• COVID-19 cases are still with us in Macon County. According to the November re-port issued by the Macon County Health Depart-ment, there were 838 newly-confirmed COVID-19 cases during the month with the week-by-week number as follows: November 1 – November 7: 136 November 8 – November 14: 156 November 15 – November 21: 193 November 22 – November 28: 207 November 29 – November 30: 146 COVID-19 related deaths since the start of the pandemic: 350 Macon County residents – 1 death reported in November 2022 The following CDC link contains Macon County-specific COVID-19 details including, but not limited to, Community Level, hospitalization, and immunization information: https://covid.cdc.gov/covid-data-tracker/#county-view?list_select_state =Illinois&data-type=Community Levels&list_select_county=17115&null=CommunityLevels The following IDPH link contains variant information: https://illinois-doit-stage-idph.amsadobe.com/ covid19/data/variant-proportions.html
• QUESTION — Robert Hall, sent me an email with a question: “Does anyone know what happened to the antique snooker tables that were in the St Nick poolroom before its demolition?” I don’t know. Maybe one of our readers knows. The St. Nicholas Hotel in downtown Decatur has been gone for a long time, but I still hear mentions of it from time to time in comments from our readers.
• 81 YEARS — Even though it has been 81 years since the Japanese attack on Pearl Harbor on Dec. 7, 1941, we should never forget those who lost their lives in that attack and all of those who would give their lives in the aftermath which plunged this nation into World War II. We take another look at that attack on pages 4-6 of this week’s print and online edition of the Decatur Tribune. My father, who served in the U. S. Navy, was stationed at Pearl Harbor — a few years before the attack.
• CITY COUNCIL candidates Dennis Cooper and Pat McDaniel have already sent, or dropped off, their campaign packets to the Tribune. As mentioned in last week’s edition incumbents Dennis Cooper and Lisa Gregory, plus former councilman Pat McDaniel and county board member Karl Coleman are seeking election to the 3 seats that are expiring next spring. Voters will select three of the four candidates in next April’s Municipal Election. It will be here before you know it.
• EITHER someone has swiped all of the road construction barrels along Route 51 South out of Decatur, or work on resurfacing the bumpy road has stopped for awhile. I guess it is the latter choice. After all, winter is upon us and the election is over, so that can freeze a lot of projects. Since I use that road to travel to and from downtown I notice any improvement movement and, aside from a few days weeks ago, when some patching took place, I haven’t seen much activity there recently.
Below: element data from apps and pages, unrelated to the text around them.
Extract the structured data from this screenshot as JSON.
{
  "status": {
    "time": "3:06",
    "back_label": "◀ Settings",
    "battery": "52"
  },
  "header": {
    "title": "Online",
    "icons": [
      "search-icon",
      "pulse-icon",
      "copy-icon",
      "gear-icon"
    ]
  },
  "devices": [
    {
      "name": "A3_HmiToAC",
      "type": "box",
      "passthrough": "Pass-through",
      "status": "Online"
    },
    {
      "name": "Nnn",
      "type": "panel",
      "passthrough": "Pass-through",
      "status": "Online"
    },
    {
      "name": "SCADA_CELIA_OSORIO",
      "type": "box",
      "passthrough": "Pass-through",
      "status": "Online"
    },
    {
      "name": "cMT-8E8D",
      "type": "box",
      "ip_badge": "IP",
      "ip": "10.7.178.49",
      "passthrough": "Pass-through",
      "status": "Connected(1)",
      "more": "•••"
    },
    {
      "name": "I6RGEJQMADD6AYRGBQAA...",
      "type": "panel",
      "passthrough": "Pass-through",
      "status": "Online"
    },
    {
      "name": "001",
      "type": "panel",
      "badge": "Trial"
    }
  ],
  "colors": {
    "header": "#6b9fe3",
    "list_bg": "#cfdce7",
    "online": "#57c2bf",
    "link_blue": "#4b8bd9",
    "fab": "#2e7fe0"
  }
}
The bid letting from the project, according to IDOT when I contacted them, was last June with the resurfacing project scheduled to start in September. Now, we are in December and it appears the Route 51 is going to remain “unresurfaced” for awhile. I guess I can look on the positive side — no drivers will fall asleep at the wheel on that road because the vibrations will keep them awake!
• I JOIN Brian Byers on WSOY’s Byers & Co. every Thursday morning at 7:00 to discuss the issues that impact our community and beyond. I hope your week has been a good one so far and will continue to be so in the days ahead. I’ll have more City Beat in next week’s edition of the Decatur Tribune.